(a) as a function of time in a fixed plane perpendicular to the direction of wave travel or (b) as a function of travel distance at a fixed time t ?

here really i confused about it, What the difference between (a) & (b)?
i have searched in google for this subject but i don't anything.

May 9, 2013
157
1
3. ### WBahn Moderator

Mar 31, 2012
20,229
5,755
The difference between (a) and (b) is simple. One is at a fixed location as time varies and the other is at a fixed time as location varies.

Imagine you are standing next to a road that goes up and down across the rolling hill landscape it crosses. Their are a bunch of identical cars coming toward you down the road. If you look at a fixed location and consider the elevation of the car at that location as time passes, it never changes. But if you consider the elevation of the car at different locations as a given moment in time, it does change. Now imagine that you are doing this in an earthquake such that the road is oscillating up and down, too. You can picture that there are some combinations of where you look and when you look such that the elevation of the car you see is always the same, even though every car is moving up and down and every place on the road is moving up and down.

4. ### mo2015mo Thread Starter Member

May 9, 2013
157
1
Okay, Thank u very much for this wonderful explanation...
Based on that the correct answer to the second question is (a)

What about my answer for fist question is correct or not ??
\Is there a book or link helps me to understanding all states of polarization clearly ??

5. ### WBahn Moderator

Mar 31, 2012
20,229
5,755
I don't think your answer to the first question is correct -- but I am drawing upon thirty year old memories making that statement. First off, isn't it the D field that is related to the E field, while the H field is related to the B field?
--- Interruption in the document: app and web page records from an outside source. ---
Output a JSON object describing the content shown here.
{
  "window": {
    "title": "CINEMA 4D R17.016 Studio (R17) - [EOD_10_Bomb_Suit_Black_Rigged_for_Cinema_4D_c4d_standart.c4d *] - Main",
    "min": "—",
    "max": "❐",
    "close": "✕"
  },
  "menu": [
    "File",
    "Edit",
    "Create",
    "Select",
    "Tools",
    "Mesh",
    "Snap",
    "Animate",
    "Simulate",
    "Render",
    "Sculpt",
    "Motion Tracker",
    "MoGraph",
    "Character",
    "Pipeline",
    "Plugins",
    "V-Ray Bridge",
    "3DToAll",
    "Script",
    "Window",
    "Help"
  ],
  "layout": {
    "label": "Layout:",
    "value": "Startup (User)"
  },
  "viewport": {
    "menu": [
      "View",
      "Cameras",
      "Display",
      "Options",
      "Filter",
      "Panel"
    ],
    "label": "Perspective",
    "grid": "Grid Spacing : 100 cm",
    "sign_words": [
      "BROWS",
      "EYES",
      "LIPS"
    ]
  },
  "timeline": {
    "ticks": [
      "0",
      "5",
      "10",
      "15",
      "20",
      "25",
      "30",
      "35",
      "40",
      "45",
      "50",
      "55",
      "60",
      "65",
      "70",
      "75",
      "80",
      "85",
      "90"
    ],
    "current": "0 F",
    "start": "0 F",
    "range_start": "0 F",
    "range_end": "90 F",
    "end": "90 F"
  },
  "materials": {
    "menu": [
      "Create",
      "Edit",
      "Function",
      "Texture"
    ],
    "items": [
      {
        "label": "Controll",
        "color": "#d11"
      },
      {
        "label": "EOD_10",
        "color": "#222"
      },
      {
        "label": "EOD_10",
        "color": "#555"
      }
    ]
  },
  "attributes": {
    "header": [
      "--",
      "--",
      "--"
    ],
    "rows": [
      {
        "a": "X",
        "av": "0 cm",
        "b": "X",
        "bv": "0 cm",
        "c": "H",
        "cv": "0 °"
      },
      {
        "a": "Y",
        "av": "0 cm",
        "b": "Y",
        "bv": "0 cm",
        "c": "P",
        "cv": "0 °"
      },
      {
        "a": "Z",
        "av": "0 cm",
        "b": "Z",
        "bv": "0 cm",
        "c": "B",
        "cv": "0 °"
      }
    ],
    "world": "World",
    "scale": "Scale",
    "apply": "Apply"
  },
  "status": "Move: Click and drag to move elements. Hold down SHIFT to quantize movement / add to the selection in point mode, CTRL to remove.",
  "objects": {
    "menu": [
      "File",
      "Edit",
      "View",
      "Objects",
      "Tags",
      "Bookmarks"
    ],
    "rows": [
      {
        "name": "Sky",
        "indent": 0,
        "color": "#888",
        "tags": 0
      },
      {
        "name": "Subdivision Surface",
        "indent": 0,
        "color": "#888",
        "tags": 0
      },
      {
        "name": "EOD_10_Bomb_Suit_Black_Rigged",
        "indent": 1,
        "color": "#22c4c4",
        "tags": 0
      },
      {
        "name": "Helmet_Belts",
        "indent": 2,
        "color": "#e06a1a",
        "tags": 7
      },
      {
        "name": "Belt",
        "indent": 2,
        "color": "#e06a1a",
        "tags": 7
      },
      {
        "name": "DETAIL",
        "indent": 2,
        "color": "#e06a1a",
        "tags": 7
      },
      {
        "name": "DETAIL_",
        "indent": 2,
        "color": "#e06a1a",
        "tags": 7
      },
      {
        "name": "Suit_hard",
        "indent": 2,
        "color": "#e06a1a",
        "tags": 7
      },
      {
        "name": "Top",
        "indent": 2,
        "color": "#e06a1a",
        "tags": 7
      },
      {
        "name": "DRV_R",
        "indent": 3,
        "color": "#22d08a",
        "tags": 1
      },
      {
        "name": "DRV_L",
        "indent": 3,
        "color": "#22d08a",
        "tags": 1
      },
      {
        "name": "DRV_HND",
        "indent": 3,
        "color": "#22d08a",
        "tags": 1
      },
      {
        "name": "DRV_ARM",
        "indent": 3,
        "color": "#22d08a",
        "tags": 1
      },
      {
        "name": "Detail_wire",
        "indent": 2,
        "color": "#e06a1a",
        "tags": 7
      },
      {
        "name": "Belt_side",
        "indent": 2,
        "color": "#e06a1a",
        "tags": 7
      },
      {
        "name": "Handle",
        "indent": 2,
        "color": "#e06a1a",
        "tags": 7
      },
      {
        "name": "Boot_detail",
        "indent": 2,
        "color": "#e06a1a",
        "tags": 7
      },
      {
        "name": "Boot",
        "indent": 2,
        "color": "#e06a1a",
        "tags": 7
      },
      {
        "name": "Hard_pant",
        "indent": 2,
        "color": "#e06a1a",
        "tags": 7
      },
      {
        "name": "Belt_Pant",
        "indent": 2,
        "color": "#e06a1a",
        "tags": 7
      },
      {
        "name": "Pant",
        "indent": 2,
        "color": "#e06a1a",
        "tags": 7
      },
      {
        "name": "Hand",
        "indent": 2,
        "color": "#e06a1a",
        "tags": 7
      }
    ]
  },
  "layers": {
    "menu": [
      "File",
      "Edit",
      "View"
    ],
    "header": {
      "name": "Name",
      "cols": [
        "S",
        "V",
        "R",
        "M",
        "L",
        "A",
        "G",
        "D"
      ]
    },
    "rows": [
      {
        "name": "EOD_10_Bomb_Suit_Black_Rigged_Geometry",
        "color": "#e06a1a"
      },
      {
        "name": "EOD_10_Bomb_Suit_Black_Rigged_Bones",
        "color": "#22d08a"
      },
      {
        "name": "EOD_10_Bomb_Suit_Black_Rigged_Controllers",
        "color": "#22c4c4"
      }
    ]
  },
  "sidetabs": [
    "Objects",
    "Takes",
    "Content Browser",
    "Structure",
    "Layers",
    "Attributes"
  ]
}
IIRC, the relationships between D and E and those between H and B are due to the material properties of the medium.

In LIH (linear, isotropic, homogenious) materials, I believe that D is proportional and parallel to E and that H is proportional and parallel to B. But I think this is not true in general, particularly in anisotropic and/or nonlinear materials.

6. ### mo2015mo Thread Starter Member

May 9, 2013
157
1
i know this relations,, but the wave equations have the same form , so their solution the same implies H and E are have same magnitude ??

My friends,, Do u know a book or link helps me to understanding all states of polarization clearly ??

7. ### WBahn Moderator

Mar 31, 2012
20,229
5,755
Huh?

How far I go in a certain about of time traveling as a certain speed is D=ST.

The voltage across a certain resistor having a certain current in it is V=IR.

Since these are of the same form, does this mean that D=V, or even D=kV?

A very, very good book on electromagnetics is Electromagnetic Fields by Wangsness.